“We can agree that we have more in common than what separates us,” she added. “And agree that it’s not in the best interest of who we are as a nation to have any one group suffer for who they are.”
Team Harris isn’t happy. There are calls from Twitter users for the firing of Anna Wintour, Editor-in-Chief of Vogue since 1988, and Global Chief Content Officer for Condé Nast. She is notorious for changing out cover photos at the last minute. Team Harris thought they had a deal on which shot to use. One critic blamed Wintour for consistently disrespecting women of color in photographs.
Vogue is doing a bit of clean-up.
Vogue in a Sunday morning tweet revealed that Harris would be profiled in the February edition, in a post that included two photos of the California Democrat. The full profile, titled “Vice President-Elect Kamala Harris on the Road Ahead,” includes one photo that refers to Harris, wearing a light-blue Michael Kors Collection suit in front of drapes with a gold hue, as “Mrs. America.” The other picture, that of Harris in front of pink and green drapes, a homage to the Alpha Kappa Alpha sorority, is captioned as “Cover Look.”
Vice President-elect @KamalaHarris is our February cover star!
Making history was the first step. Now Harris has an even more monumental task: to help heal a fractured America—and lead it out of crisis. Read the full profile: https://t.co/W5BQPTH7AU pic.twitter.com/OCFvVqTlOk
— Vogue Magazine (@voguemagazine) January 10, 2021
Kamala is going to “help heal a fractured America—and lead it out of crisis.” Good one.

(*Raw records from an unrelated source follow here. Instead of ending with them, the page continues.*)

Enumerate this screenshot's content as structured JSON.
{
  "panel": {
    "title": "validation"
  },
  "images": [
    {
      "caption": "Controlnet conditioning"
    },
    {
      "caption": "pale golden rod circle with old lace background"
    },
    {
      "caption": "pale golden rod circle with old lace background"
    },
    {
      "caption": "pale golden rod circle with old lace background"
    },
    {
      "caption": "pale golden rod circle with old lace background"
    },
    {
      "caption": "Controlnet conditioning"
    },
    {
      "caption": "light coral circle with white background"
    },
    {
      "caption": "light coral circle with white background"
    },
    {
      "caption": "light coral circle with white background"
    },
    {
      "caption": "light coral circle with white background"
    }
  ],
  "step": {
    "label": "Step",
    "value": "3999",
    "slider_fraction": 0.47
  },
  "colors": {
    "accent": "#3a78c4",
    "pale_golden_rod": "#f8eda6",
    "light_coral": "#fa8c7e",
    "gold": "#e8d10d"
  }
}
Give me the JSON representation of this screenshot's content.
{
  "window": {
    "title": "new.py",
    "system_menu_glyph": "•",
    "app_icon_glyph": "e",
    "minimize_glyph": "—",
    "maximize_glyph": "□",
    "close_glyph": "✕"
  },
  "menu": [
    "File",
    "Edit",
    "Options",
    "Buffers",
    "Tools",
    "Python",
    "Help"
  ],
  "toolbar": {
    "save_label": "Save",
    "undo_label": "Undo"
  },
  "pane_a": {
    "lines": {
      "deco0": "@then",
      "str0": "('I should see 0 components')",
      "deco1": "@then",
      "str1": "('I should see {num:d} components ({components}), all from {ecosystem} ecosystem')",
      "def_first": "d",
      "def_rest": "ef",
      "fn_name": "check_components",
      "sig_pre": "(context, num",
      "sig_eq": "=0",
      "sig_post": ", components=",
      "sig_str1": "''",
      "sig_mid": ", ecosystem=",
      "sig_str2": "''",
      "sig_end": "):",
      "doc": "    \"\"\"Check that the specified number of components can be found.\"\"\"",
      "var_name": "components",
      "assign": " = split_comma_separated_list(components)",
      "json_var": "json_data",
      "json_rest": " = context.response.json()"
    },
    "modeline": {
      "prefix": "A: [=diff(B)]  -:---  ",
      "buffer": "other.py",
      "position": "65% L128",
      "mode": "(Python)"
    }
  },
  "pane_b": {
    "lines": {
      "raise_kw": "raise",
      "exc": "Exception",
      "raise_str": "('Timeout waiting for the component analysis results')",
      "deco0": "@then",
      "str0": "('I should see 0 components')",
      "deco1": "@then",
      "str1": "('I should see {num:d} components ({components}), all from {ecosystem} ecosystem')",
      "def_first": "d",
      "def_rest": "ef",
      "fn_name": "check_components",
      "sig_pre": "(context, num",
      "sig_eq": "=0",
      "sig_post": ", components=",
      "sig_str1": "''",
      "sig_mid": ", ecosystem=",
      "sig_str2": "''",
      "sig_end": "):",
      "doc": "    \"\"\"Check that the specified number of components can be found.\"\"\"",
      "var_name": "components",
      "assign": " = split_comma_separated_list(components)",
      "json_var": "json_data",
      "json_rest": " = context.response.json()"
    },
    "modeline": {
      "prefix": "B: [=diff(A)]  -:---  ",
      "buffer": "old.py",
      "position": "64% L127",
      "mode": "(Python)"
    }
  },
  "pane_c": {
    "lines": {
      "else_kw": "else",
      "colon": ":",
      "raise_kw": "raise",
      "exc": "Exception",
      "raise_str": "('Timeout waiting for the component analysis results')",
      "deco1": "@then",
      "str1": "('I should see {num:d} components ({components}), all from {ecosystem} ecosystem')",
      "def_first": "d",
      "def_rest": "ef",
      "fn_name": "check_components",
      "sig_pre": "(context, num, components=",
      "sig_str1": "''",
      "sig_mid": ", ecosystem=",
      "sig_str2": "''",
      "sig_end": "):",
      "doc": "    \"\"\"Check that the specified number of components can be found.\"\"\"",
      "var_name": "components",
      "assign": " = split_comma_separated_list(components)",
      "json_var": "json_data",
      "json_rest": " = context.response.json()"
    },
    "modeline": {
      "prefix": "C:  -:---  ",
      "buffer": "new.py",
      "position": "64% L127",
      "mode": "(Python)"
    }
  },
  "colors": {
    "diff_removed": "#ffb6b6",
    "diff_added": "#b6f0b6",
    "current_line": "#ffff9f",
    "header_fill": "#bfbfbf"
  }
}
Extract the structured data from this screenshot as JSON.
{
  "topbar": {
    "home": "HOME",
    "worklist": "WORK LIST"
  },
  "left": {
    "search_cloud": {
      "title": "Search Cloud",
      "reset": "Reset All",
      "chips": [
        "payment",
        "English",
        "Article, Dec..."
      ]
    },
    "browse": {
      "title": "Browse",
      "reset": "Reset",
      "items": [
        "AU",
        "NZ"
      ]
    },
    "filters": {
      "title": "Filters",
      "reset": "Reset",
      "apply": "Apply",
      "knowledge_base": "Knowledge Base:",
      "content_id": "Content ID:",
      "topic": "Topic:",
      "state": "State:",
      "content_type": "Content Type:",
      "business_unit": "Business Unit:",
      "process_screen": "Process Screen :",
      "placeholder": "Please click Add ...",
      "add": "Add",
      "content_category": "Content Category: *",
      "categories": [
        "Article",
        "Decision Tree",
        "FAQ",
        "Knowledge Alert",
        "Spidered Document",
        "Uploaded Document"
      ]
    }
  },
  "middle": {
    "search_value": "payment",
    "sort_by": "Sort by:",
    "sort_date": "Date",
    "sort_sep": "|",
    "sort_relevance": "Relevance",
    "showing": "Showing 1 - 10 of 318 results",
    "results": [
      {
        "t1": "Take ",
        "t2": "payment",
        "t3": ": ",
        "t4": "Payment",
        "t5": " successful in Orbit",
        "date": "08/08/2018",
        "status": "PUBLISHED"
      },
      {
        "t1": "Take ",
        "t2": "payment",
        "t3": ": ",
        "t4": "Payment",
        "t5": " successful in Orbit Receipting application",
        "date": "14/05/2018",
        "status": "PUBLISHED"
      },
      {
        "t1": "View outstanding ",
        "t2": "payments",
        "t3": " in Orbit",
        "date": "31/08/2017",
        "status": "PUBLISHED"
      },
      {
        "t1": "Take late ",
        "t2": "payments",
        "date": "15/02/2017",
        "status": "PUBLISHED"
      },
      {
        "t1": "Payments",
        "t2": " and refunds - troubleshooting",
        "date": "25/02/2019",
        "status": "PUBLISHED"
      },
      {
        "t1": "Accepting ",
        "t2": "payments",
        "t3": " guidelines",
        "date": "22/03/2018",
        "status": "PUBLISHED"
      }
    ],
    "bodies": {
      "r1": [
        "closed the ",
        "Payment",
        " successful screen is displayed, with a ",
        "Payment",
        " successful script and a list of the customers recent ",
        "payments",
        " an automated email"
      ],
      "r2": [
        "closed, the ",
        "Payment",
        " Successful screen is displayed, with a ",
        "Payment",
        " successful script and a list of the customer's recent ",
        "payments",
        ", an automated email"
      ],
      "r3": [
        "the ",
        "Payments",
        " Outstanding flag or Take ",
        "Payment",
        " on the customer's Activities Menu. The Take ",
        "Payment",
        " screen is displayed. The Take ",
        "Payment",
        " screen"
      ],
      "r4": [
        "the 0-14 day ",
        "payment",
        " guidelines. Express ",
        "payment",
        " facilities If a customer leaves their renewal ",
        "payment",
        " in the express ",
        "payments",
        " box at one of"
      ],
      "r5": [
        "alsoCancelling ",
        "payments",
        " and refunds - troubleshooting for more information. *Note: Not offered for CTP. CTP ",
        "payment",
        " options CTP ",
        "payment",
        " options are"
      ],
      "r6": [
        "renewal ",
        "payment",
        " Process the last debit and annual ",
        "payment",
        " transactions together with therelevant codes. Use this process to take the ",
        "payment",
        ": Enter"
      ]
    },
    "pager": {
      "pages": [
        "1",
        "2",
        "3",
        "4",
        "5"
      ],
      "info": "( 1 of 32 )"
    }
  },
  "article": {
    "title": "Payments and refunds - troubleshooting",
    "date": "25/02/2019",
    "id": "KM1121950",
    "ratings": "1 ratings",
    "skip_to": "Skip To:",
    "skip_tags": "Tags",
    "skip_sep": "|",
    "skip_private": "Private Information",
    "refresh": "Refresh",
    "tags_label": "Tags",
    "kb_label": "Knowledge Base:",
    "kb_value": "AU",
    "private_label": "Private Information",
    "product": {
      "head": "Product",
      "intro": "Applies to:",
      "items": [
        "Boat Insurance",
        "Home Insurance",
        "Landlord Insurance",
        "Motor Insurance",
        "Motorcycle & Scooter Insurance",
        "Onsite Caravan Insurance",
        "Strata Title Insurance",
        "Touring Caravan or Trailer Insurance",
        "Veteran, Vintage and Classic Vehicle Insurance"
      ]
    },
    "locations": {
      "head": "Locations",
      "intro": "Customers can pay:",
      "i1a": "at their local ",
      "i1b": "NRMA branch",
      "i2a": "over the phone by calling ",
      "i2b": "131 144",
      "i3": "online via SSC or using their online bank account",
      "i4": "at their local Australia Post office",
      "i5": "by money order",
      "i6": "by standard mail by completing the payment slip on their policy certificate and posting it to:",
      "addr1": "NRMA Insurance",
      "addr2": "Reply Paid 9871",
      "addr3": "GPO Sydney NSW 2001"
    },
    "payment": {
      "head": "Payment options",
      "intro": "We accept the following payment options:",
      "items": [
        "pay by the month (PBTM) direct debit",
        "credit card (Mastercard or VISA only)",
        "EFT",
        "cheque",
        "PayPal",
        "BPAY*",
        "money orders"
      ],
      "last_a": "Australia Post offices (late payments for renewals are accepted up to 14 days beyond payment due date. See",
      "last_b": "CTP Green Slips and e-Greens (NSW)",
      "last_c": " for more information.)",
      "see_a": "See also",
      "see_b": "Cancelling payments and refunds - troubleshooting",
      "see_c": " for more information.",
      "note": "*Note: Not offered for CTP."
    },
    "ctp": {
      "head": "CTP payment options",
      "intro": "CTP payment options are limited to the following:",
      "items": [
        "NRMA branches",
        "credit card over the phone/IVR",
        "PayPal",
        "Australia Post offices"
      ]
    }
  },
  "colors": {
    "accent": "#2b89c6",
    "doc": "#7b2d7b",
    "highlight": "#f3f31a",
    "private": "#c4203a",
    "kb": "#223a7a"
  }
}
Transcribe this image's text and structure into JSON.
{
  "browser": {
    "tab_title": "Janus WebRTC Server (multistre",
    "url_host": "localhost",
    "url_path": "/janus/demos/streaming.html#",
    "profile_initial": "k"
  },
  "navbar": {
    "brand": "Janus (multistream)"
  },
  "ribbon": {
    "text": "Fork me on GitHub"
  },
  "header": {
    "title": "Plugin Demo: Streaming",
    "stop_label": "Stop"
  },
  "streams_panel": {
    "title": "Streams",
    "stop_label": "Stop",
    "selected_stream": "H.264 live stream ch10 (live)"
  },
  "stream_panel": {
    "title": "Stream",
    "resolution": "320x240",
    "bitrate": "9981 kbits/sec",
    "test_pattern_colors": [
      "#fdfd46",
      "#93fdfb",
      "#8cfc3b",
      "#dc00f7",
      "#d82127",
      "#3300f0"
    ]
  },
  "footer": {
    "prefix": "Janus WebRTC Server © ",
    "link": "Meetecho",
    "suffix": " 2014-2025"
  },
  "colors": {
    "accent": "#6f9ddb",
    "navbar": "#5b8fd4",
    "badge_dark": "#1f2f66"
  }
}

It doesn’t matter what pantsuit she is wearing, that isn’t going to happen, not by her.